What the exercise asks:
Drop every picture, then repeat the records exactly.

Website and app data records
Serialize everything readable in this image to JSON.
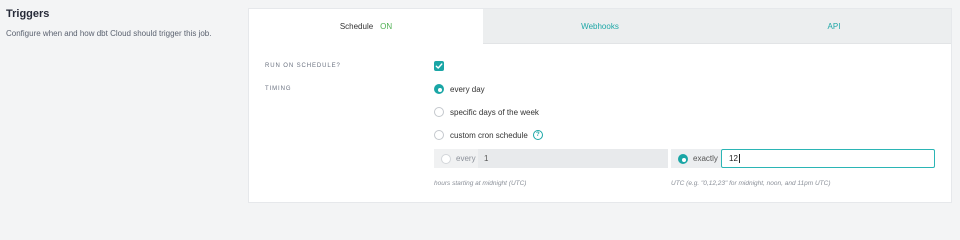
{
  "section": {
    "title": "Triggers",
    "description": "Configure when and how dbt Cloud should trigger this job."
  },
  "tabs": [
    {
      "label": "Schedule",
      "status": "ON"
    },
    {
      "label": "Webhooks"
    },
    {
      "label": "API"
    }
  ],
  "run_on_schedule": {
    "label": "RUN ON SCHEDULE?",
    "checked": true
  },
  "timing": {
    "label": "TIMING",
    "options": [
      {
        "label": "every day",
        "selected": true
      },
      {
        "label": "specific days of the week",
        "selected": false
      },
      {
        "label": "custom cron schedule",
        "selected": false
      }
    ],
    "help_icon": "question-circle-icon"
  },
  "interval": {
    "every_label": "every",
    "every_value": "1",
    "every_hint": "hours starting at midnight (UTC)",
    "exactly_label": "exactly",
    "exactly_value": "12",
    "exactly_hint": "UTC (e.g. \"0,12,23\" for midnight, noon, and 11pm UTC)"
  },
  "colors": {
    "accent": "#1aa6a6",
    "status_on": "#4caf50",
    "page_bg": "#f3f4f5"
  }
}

Solution to this task:
Serialize everything readable in this image to JSON.
{
  "section": {
    "title": "Triggers",
    "description": "Configure when and how dbt Cloud should trigger this job."
  },
  "tabs": [
    {
      "label": "Schedule",
      "status": "ON"
    },
    {
      "label": "Webhooks"
    },
    {
      "label": "API"
    }
  ],
  "run_on_schedule": {
    "label": "RUN ON SCHEDULE?",
    "checked": true
  },
  "timing": {
    "label": "TIMING",
    "options": [
      {
        "label": "every day",
        "selected": true
      },
      {
        "label": "specific days of the week",
        "selected": false
      },
      {
        "label": "custom cron schedule",
        "selected": false
      }
    ],
    "help_icon": "question-circle-icon"
  },
  "interval": {
    "every_label": "every",
    "every_value": "1",
    "every_hint": "hours starting at midnight (UTC)",
    "exactly_label": "exactly",
    "exactly_value": "12",
    "exactly_hint": "UTC (e.g. \"0,12,23\" for midnight, noon, and 11pm UTC)"
  },
  "colors": {
    "accent": "#1aa6a6",
    "status_on": "#4caf50",
    "page_bg": "#f3f4f5"
  }
}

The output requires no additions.